Steyn is a natural athlete and if he had not had the talent to bowl as fast as anybody on the planet he might have prospered at something else. His dad was a greenkeeper for a while and the son was, briefly, a formidable golfer. But, then again, he might never have managed to leave his small town and the bush where he spent his formative days.
That cricket grabbed his attention was probably down to a school teacher called Vaughan Wright, who told him that if he wanted to play cricket seriously he had to move away to school.
He went to Johannesburg, 350 miles down the road, when he was 12 years old. A fellow pupil was the younger brother of Graeme Smith, now the captain of South Africa. The arrangement lasted for a term, then Steyn's family came for him. "They wanted me back home, they missed me so much."
But young Dale still wanted a way out and he next went to a school 75 miles away, where he stayed in a hostel during the week.

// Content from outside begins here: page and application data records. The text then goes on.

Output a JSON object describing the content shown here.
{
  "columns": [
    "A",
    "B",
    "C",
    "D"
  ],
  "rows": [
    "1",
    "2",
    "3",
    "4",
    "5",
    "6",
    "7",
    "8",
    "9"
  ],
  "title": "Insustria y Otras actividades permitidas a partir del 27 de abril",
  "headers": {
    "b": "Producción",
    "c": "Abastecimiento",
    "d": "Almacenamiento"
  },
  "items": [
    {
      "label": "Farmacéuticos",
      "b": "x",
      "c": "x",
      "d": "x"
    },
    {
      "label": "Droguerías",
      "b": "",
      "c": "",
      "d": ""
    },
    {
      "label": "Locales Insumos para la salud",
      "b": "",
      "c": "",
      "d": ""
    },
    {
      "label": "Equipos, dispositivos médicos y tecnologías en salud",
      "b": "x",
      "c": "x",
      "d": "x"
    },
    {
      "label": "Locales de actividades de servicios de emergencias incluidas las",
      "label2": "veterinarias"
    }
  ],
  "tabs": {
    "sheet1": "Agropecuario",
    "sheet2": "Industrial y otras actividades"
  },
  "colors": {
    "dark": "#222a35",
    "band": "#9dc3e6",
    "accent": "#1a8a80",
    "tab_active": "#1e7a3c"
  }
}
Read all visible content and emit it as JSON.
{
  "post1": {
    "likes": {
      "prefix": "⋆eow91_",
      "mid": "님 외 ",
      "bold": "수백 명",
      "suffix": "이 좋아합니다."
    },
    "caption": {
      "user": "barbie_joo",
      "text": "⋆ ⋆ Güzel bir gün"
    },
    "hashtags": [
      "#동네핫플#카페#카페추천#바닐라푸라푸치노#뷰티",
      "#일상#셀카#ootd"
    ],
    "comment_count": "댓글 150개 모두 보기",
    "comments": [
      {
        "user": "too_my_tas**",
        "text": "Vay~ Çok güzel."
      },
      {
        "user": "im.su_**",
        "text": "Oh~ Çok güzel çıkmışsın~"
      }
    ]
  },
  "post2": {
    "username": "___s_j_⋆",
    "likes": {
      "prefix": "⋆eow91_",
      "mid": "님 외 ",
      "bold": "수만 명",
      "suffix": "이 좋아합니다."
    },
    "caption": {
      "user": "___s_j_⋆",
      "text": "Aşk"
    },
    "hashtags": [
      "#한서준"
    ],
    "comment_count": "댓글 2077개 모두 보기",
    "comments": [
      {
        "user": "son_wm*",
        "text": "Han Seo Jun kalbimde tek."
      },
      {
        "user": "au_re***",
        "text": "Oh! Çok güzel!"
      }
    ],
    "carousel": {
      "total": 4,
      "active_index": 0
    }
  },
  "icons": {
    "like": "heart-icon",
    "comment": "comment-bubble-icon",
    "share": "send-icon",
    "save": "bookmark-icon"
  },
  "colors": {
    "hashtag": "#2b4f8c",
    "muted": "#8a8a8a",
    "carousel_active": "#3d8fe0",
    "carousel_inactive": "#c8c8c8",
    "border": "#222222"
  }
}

At weekends he played club cricket and it was clear then that he had something his peers did not – raw pace. It remains cricket's most potent weapon.
"But it never crossed my mind to be a cricketer," he said. "I wanted to be a photographer. I was in this small town and that was that. I wanted to leave but if I could get to school about 120 kilometres away from my home town it was going to be a lot more difficult to go the next 400 kilos to Johannesburg and I didn't think it was ever going to happen."
Steyn finished high school and went to the small Lesotho cricket academy – "I was basically forced" – before being encouraged to go to the more visible equivalent in Pretoria. It was there that, as he put it, he was snapped up, having been spotted bowling in the nets at batsmen who were gathering for the 2003 World Cup.
It took the former Test batsman Daryll Cullinan to make sure he was propelled into the Titans provincial team, after he was overlooked for a contract. Seven first-class games and he was playing for South Africa. It was a daunting journey for a 21-year-old from Phalaborwa to Port Elizabeth – something over 1,000 miles by road and a light year in cultural terms.
"I was nowhere near ready," he said. "I wasn't emotionally mature enough to handle it [or] financially fit to handle it. I am a boy from the bush. It's where I grew up, barefoot, running through the bush, not scared of anything. I still fish now, I still know my way around the bush, I know what to do and what not to do with snakes, animals, water."
What a bowler he threatens to become. Two summers, or part-summers, with Essex and Warwickshire helped his education. He has 120 Test wickets and since he turned 25 only on Friday anything is possible if he stays fit and hungry.
"I'm still not the finished article, never will be," Steyn said. "I had a good season but you've still got to take your wickets all over again, it doesn't matter who you are. But I'm here because my team knows I can get the best players out sometimes. That's why I get the responsibility of the new ball and I love it."
Home now is Cape Town and although he knew it was for him immediately, he will never be a cosmopolitan man – "I can't do corporate golf and business lunches, I like to fish."
He has 30 pairs of cricket shoes now and if he is as good as his reputation hints, by the end of the summer he might have the same number of English wickets.